“Nonsense, Sandra. Sound waves travel from my mouth to your ears. Eyes have nothing to do with it,” I parried. Check and mate, Sandra. Another one of your sneaky tests had failed. This job interview was going to be a cakewalk. Then I’d go get me some cake.
“Fine. Tell me why you want this job.”
“It pays money,” I said, making sure that the visible part of my forehead clearly conveyed how pointless I felt the question was.
“That’s true. But why here? Why Dave’s Advice & Consultation Bureau?”
“Because you’re hiring,” I said. Yet another long silence followed. I was starting to think that people in this company weren’t that good at conversation. Sandra sighed. She rubbed her forehead. Then, at last, she spoke:
“Daniel. This is a job interview. Do you know how a job interview works?”
“You ask me questions. I answer. I think we’ve been doing that quite well so far,” I arranged my mouth into a smile, but then, remembering that my mouth wasn’t visible, I arranged my forehead into a smile instead.
“Right, but you have to convince me that you’re the right candidate for this job. Like, what are your strengths?”
Finally we were speaking my language. Strength was something I had plenty of and then some. In lieu of a verbal answer, I quickly jumped to my feet, grabbed Sandra’s desk with both of my hands and yanked it upward, yelling, “This is my strength, Sandra!” Unfortunately, I only managed to lift the desk a few centimeters off the ground. I tumbled backward under its weight and ended up on the floor, with the desk on top of me.
Sandra rushed over and helped free me from under the desk. I thanked her, then asked:
“Shall we continue?”
“Get out!” Sandra said.

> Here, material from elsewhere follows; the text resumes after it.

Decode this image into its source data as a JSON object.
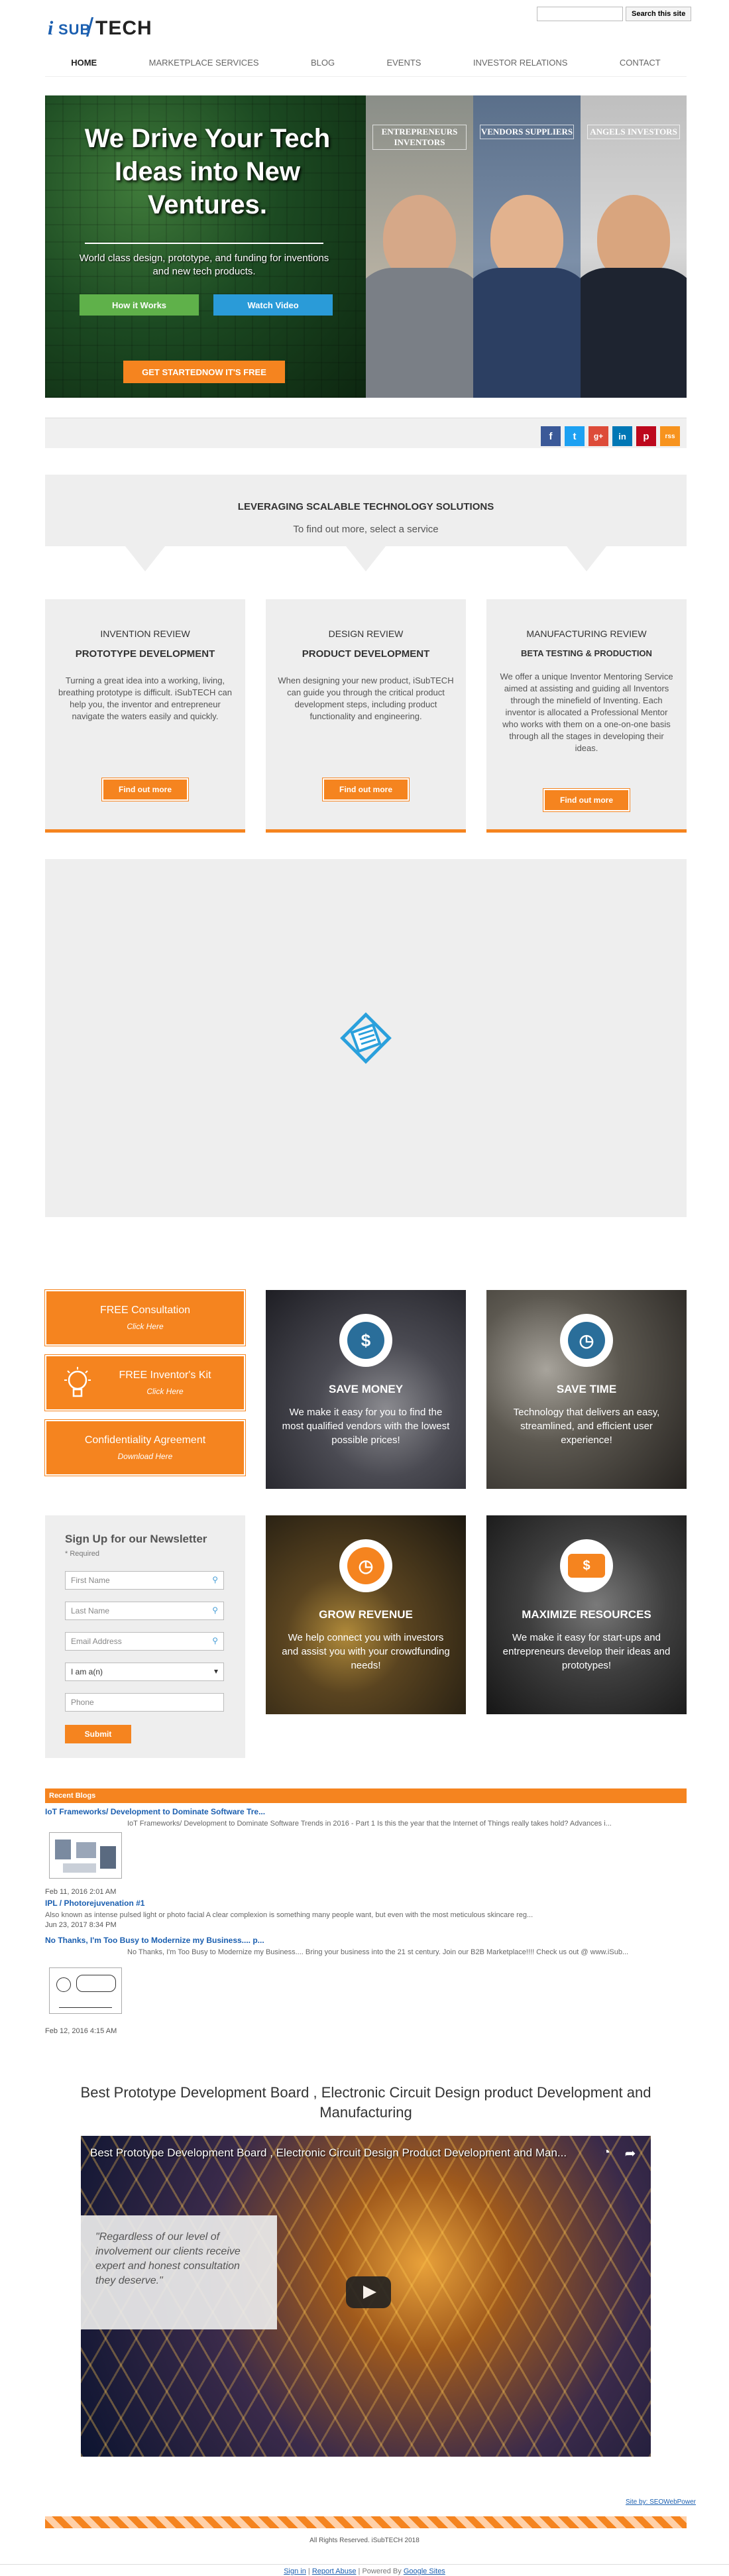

“Get out,” she repeated, pushing me toward the door. I paused at the threshold and turned to face Sandra.
“So, did I get the job, or?”
“Out,” Sandra said again.
“Will you guys call me, then?” I inquired.
Sandra said nothing. Instead, she slammed the door of her office shut. For a while, I stood by the door, staring blankly at it. Then I turned around and walked over to Dave Simpkins. He was still there, along with his horse.
“Dave,” I said, “If I were you, I’d keep a very close eye on Sandra. She’s emotionally unstable, and, frankly, as the newly hired employee of the company, I find her a bit rude and not conducive to a healthy work environment. Think about that, Dave.”
I turned around and walked out of the building. I had plenty of things to prepare for Monday when I’d be starting my new job. But for now—cake was calling my name.